◆ Problem:
Going through the entries below, copy out each line that contains "true".

[Web page and app entries]
====

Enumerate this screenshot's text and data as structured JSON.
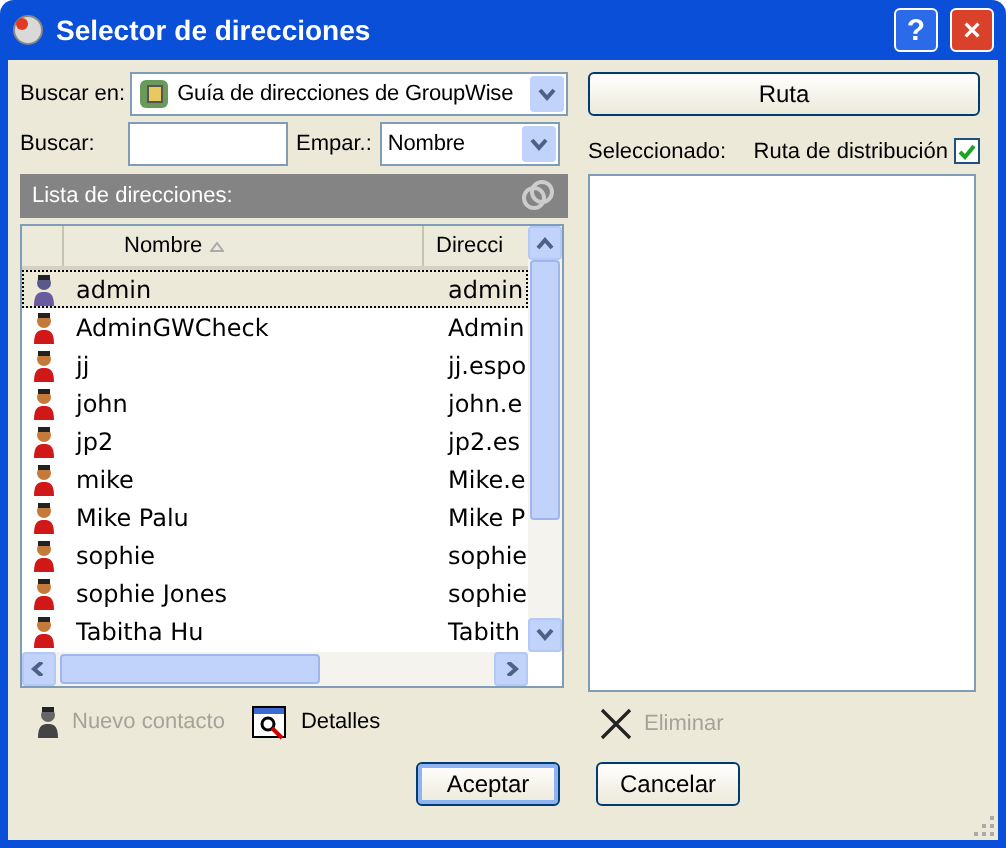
{
  "window": {
    "title": "Selector de direcciones",
    "help_button": "?",
    "close_button": "×"
  },
  "search_in": {
    "label": "Buscar en:",
    "value": "Guía de direcciones de GroupWise"
  },
  "search": {
    "label": "Buscar:"
  },
  "match": {
    "label": "Empar.:",
    "value": "Nombre"
  },
  "list": {
    "title": "Lista de direcciones:",
    "columns": [
      "Nombre",
      "Direcci"
    ],
    "rows": [
      {
        "name": "admin",
        "address": "admin",
        "selected": true
      },
      {
        "name": "AdminGWCheck",
        "address": "Admin",
        "selected": false
      },
      {
        "name": "jj",
        "address": "jj.espo",
        "selected": false
      },
      {
        "name": "john",
        "address": "john.e",
        "selected": false
      },
      {
        "name": "jp2",
        "address": "jp2.es",
        "selected": false
      },
      {
        "name": "mike",
        "address": "Mike.e",
        "selected": false
      },
      {
        "name": "Mike Palu",
        "address": "Mike P",
        "selected": false
      },
      {
        "name": "sophie",
        "address": "sophie",
        "selected": false
      },
      {
        "name": "sophie Jones",
        "address": "sophie",
        "selected": false
      },
      {
        "name": "Tabitha Hu",
        "address": "Tabith",
        "selected": false
      }
    ]
  },
  "left_actions": [
    {
      "label": "Nuevo contacto",
      "kind": "person",
      "disabled": true
    },
    {
      "label": "Detalles",
      "kind": "details",
      "disabled": false
    }
  ],
  "route_button": "Ruta",
  "selected_label": "Seleccionado:",
  "distribution_route": {
    "label": "Ruta de distribución",
    "checked": true
  },
  "remove_action": {
    "label": "Eliminar",
    "disabled": true
  },
  "buttons": [
    {
      "label": "Aceptar",
      "default": true
    },
    {
      "label": "Cancelar",
      "default": false
    }
  ]
}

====

◆ Answer space:
        "selected": true
      "disabled": true
    "checked": true
    "disabled": true
      "default": true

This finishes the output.